One of the benefits of living at Elk Lake (there are many, as some of you might guess) is the opportunity to observe wildlife in either places few if any go or in seasons few if any are around. And, while I do not have the camera equipment possessed by many of our guests, if I have the time, I am usually blessed with a few unique occasions to observe and record our various wild animals in their natural settings following their daily routines.
Late last fall I enjoyed such an experience. Not far from the lodge is a little known and rarely visited pond. While in our travels I have seen Trumpeter Swans floating placidly on small bodies of water bordering busy byways, I doubt they spend any of their lives in the Centennial. Our swans are still wild. They will tolerate human presence - to a point and at a distance. Thus it was with pleasure I spent nearly one and a half hours observing these birds from a relatively nearby location.
In fact, while it made for less exciting pictures, they paid me perhaps the highest compliment I have ever received from our wild friends by going to sleep in my presence. At one point every bird on the pond (and there were more than twenty) had its head tucked in its wing. Amazing!
Trumpeter Swans were obviously named for their unique vocal abilities. I have heard these large birds talking in the distance. I have heard them calling to one another as they flew. However, I did not know how vocal they are when completely undisturbed. Except when sleeping, it seemed these birds were always calling back and forth to each other.
Of course the shots every swan photographer wants are the ones with the birds facing each other, necks arched to form the distinctive heart shape. Well, I can't say I had much luck in this area. Just one hazy shot from across the pond.
The other coveted pose is with wings spread. In this area, although my shots do not begin to compete with those taken by Jerry James (which I shared in a recent post), I did have a bit more luck.
Of course there were numerous other photo opportunities so I took a lot of pictures. Many look like repeats of other shots. Many are too tame, too calm, too predictable or just plain poor. However, I will share a few more which are, at least, interesting. In these two shots you get a glimpse of the birds' curiosity.
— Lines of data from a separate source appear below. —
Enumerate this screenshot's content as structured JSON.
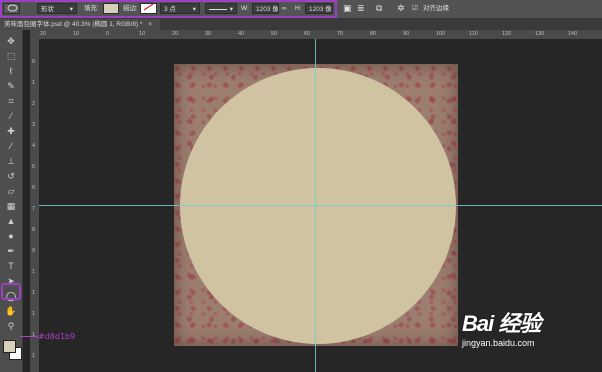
{
  "options_bar": {
    "shape_mode": "形状",
    "fill_label": "填充:",
    "stroke_label": "描边:",
    "stroke_size": "3 点",
    "width_label": "W:",
    "width_value": "1203 像",
    "link_icon": "link-icon",
    "height_label": "H:",
    "height_value": "1203 像",
    "align_edges_label": "对齐边缘",
    "fill_color": "#d8d1b9",
    "highlight_color": "#9b3fc4"
  },
  "document_tab": {
    "title": "美味面包圈字体.psd @ 40.3% (椭圆 1, RGB/8) *"
  },
  "ruler": {
    "h_ticks": [
      "20",
      "10",
      "0",
      "10",
      "20",
      "30",
      "40",
      "50",
      "60",
      "70",
      "80",
      "90",
      "100",
      "110",
      "120",
      "130",
      "140"
    ],
    "v_ticks": [
      "0",
      "1",
      "2",
      "3",
      "4",
      "5",
      "6",
      "7",
      "8",
      "9",
      "1",
      "1",
      "1",
      "1",
      "1"
    ]
  },
  "toolbar": {
    "tools": [
      "move-tool",
      "marquee-tool",
      "lasso-tool",
      "quick-select-tool",
      "crop-tool",
      "eyedropper-tool",
      "healing-brush-tool",
      "brush-tool",
      "clone-stamp-tool",
      "history-brush-tool",
      "eraser-tool",
      "gradient-tool",
      "blur-tool",
      "dodge-tool",
      "pen-tool",
      "type-tool",
      "path-select-tool",
      "ellipse-tool",
      "hand-tool",
      "zoom-tool"
    ],
    "selected_tool": "ellipse-tool",
    "foreground_color": "#d8d1b9",
    "background_color": "#ffffff"
  },
  "annotation": {
    "text": "#d8d1b9",
    "color": "#b03fd0"
  },
  "canvas": {
    "circle_color": "#cfc3a1",
    "guide_color": "#6fd0d0"
  },
  "watermark": {
    "logo": "Bai 经验",
    "url": "jingyan.baidu.com"
  }
}
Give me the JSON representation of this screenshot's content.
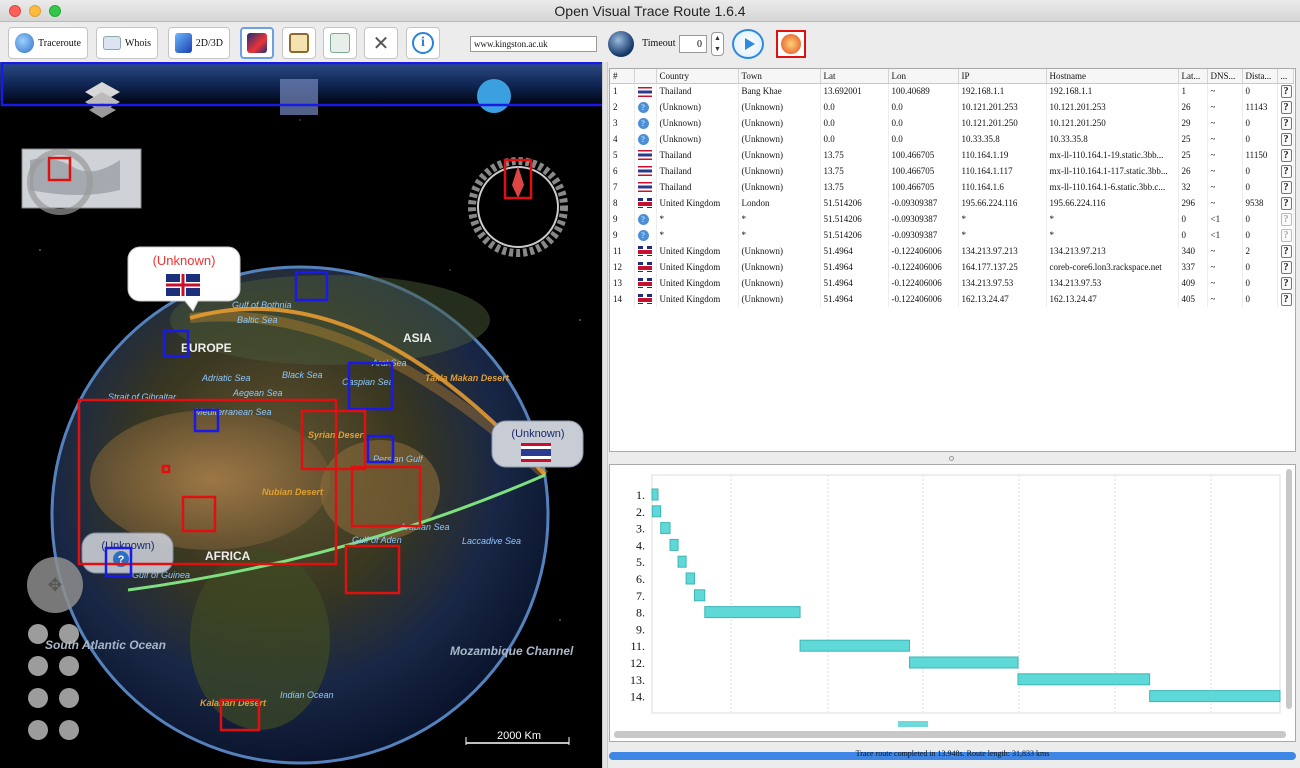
{
  "window": {
    "title": "Open Visual Trace Route 1.6.4"
  },
  "toolbar": {
    "traceroute_label": "Traceroute",
    "whois_label": "Whois",
    "mode_label": "2D/3D",
    "url_value": "www.kingston.ac.uk",
    "timeout_label": "Timeout",
    "timeout_value": "0"
  },
  "map": {
    "continents": [
      "EUROPE",
      "ASIA",
      "AFRICA"
    ],
    "places": [
      "Gulf of Bothnia",
      "Baltic Sea",
      "Adriatic Sea",
      "Black Sea",
      "Caspian Sea",
      "Aral Sea",
      "Takla Makan Desert",
      "Strait of Gibraltar",
      "Aegean Sea",
      "Mediterranean Sea",
      "Syrian Desert",
      "Persian Gulf",
      "Nubian Desert",
      "Arabian Sea",
      "Gulf of Aden",
      "Laccadive Sea",
      "Gulf of Guinea",
      "South Atlantic Ocean",
      "Indian Ocean",
      "Mozambique Channel",
      "Kalahari Desert"
    ],
    "callouts": [
      "(Unknown)",
      "(Unknown)",
      "(Unknown)"
    ],
    "unknown_marker": "?",
    "scale_label": "2000 Km"
  },
  "table": {
    "columns": [
      "#",
      "",
      "Country",
      "Town",
      "Lat",
      "Lon",
      "IP",
      "Hostname",
      "Lat...",
      "DNS...",
      "Dista...",
      "..."
    ],
    "rows": [
      {
        "n": "1",
        "flag": "th",
        "country": "Thailand",
        "town": "Bang Khae",
        "lat": "13.692001",
        "lon": "100.40689",
        "ip": "192.168.1.1",
        "host": "192.168.1.1",
        "latency": "1",
        "dns": "~",
        "dist": "0",
        "q": "?"
      },
      {
        "n": "2",
        "flag": "unk",
        "country": "(Unknown)",
        "town": "(Unknown)",
        "lat": "0.0",
        "lon": "0.0",
        "ip": "10.121.201.253",
        "host": "10.121.201.253",
        "latency": "26",
        "dns": "~",
        "dist": "11143",
        "q": "?"
      },
      {
        "n": "3",
        "flag": "unk",
        "country": "(Unknown)",
        "town": "(Unknown)",
        "lat": "0.0",
        "lon": "0.0",
        "ip": "10.121.201.250",
        "host": "10.121.201.250",
        "latency": "29",
        "dns": "~",
        "dist": "0",
        "q": "?"
      },
      {
        "n": "4",
        "flag": "unk",
        "country": "(Unknown)",
        "town": "(Unknown)",
        "lat": "0.0",
        "lon": "0.0",
        "ip": "10.33.35.8",
        "host": "10.33.35.8",
        "latency": "25",
        "dns": "~",
        "dist": "0",
        "q": "?"
      },
      {
        "n": "5",
        "flag": "th",
        "country": "Thailand",
        "town": "(Unknown)",
        "lat": "13.75",
        "lon": "100.466705",
        "ip": "110.164.1.19",
        "host": "mx-ll-110.164.1-19.static.3bb...",
        "latency": "25",
        "dns": "~",
        "dist": "11150",
        "q": "?"
      },
      {
        "n": "6",
        "flag": "th",
        "country": "Thailand",
        "town": "(Unknown)",
        "lat": "13.75",
        "lon": "100.466705",
        "ip": "110.164.1.117",
        "host": "mx-ll-110.164.1-117.static.3bb...",
        "latency": "26",
        "dns": "~",
        "dist": "0",
        "q": "?"
      },
      {
        "n": "7",
        "flag": "th",
        "country": "Thailand",
        "town": "(Unknown)",
        "lat": "13.75",
        "lon": "100.466705",
        "ip": "110.164.1.6",
        "host": "mx-ll-110.164.1-6.static.3bb.c...",
        "latency": "32",
        "dns": "~",
        "dist": "0",
        "q": "?"
      },
      {
        "n": "8",
        "flag": "uk",
        "country": "United Kingdom",
        "town": "London",
        "lat": "51.514206",
        "lon": "-0.09309387",
        "ip": "195.66.224.116",
        "host": "195.66.224.116",
        "latency": "296",
        "dns": "~",
        "dist": "9538",
        "q": "?"
      },
      {
        "n": "9",
        "flag": "unk",
        "country": "*",
        "town": "*",
        "lat": "51.514206",
        "lon": "-0.09309387",
        "ip": "*",
        "host": "*",
        "latency": "0",
        "dns": "<1",
        "dist": "0",
        "q": "?"
      },
      {
        "n": "9",
        "flag": "unk",
        "country": "*",
        "town": "*",
        "lat": "51.514206",
        "lon": "-0.09309387",
        "ip": "*",
        "host": "*",
        "latency": "0",
        "dns": "<1",
        "dist": "0",
        "q": "?"
      },
      {
        "n": "11",
        "flag": "uk",
        "country": "United Kingdom",
        "town": "(Unknown)",
        "lat": "51.4964",
        "lon": "-0.122406006",
        "ip": "134.213.97.213",
        "host": "134.213.97.213",
        "latency": "340",
        "dns": "~",
        "dist": "2",
        "q": "?"
      },
      {
        "n": "12",
        "flag": "uk",
        "country": "United Kingdom",
        "town": "(Unknown)",
        "lat": "51.4964",
        "lon": "-0.122406006",
        "ip": "164.177.137.25",
        "host": "coreb-core6.lon3.rackspace.net",
        "latency": "337",
        "dns": "~",
        "dist": "0",
        "q": "?"
      },
      {
        "n": "13",
        "flag": "uk",
        "country": "United Kingdom",
        "town": "(Unknown)",
        "lat": "51.4964",
        "lon": "-0.122406006",
        "ip": "134.213.97.53",
        "host": "134.213.97.53",
        "latency": "409",
        "dns": "~",
        "dist": "0",
        "q": "?"
      },
      {
        "n": "14",
        "flag": "uk",
        "country": "United Kingdom",
        "town": "(Unknown)",
        "lat": "51.4964",
        "lon": "-0.122406006",
        "ip": "162.13.24.47",
        "host": "162.13.24.47",
        "latency": "405",
        "dns": "~",
        "dist": "0",
        "q": "?"
      }
    ]
  },
  "gantt": {
    "labels": [
      "1.",
      "2.",
      "3.",
      "4.",
      "5.",
      "6.",
      "7.",
      "8.",
      "9.",
      "11.",
      "12.",
      "13.",
      "14."
    ],
    "start": [
      0,
      1,
      27,
      56,
      81,
      106,
      132,
      164,
      460,
      460,
      800,
      1137,
      1546
    ],
    "duration": [
      1,
      26,
      29,
      25,
      25,
      26,
      32,
      296,
      0,
      340,
      337,
      409,
      405
    ]
  },
  "status": {
    "text": "Trace route completed in 13.948s. Route length: 31,833 kms"
  },
  "colors": {
    "bar": "#5fd8d8",
    "progress": "#3d86e6",
    "highlight_red": "#e01010",
    "highlight_blue": "#1a1ae6"
  }
}
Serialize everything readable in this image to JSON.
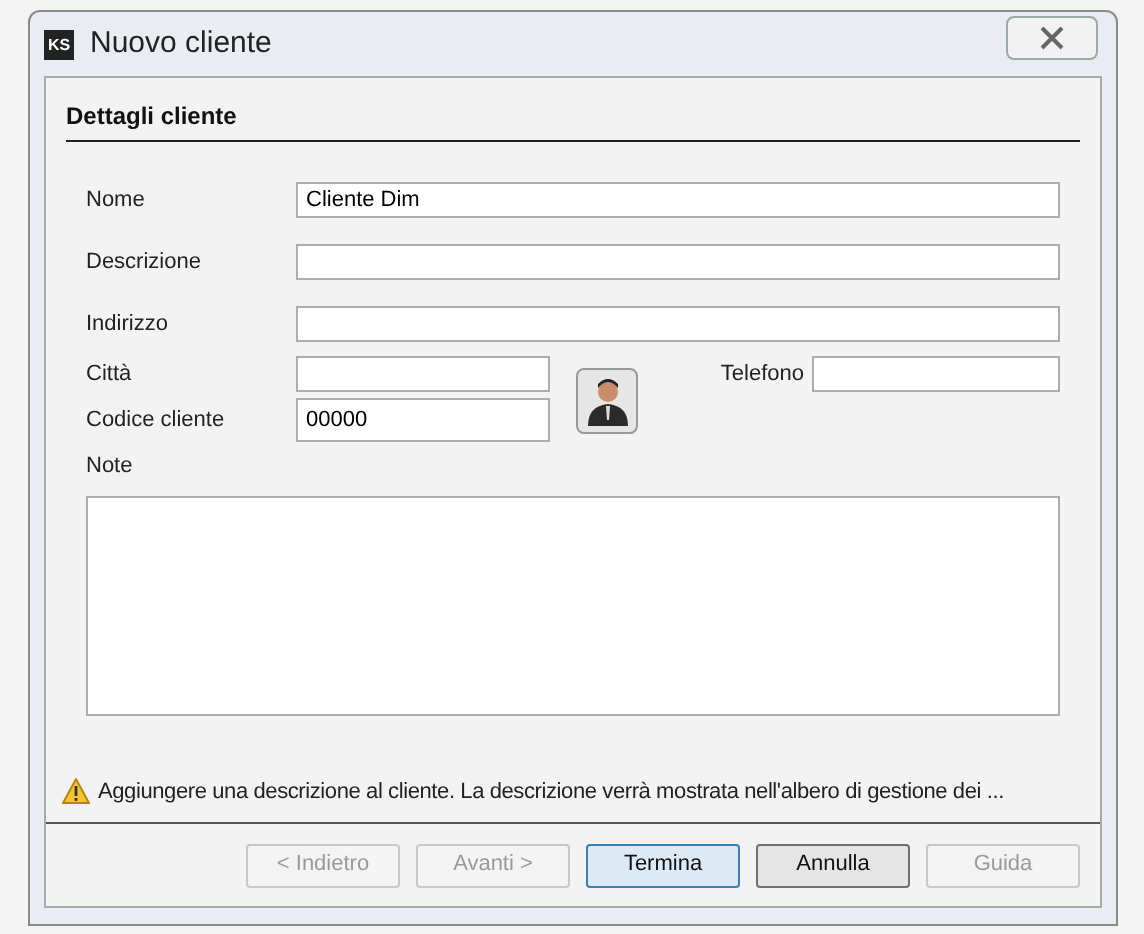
{
  "window": {
    "title": "Nuovo cliente",
    "app_icon": "KS"
  },
  "section": {
    "title": "Dettagli cliente"
  },
  "fields": [
    {
      "label": "Nome",
      "value": "Cliente Dim"
    },
    {
      "label": "Descrizione"
    },
    {
      "label": "Indirizzo"
    }
  ],
  "city": {
    "label": "Città"
  },
  "phone": {
    "label": "Telefono"
  },
  "code": {
    "label": "Codice cliente",
    "value": "00000"
  },
  "notes": {
    "label": "Note"
  },
  "warning": "Aggiungere una descrizione al cliente. La descrizione verrà mostrata nell'albero di gestione dei ...",
  "buttons": [
    {
      "label": "< Indietro",
      "disabled": true,
      "default": false
    },
    {
      "label": "Avanti >",
      "disabled": true,
      "default": false
    },
    {
      "label": "Termina",
      "disabled": false,
      "default": true
    },
    {
      "label": "Annulla",
      "disabled": false,
      "default": false
    },
    {
      "label": "Guida",
      "disabled": true,
      "default": false
    }
  ]
}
While the famous shots are beautiful, these graceful birds tend to look good no matter what they are doing.
In fact, their actions often appeared synchronized.
Yes, I live in a beautiful place, surrounded by beautiful creatures. I trust I never take it for granted or begin to see it as common place. I have learned, however, there is beauty wherever one goes - if we will but look for it. I hope you are enjoying the beauty in your area, too.
Lady of the Lake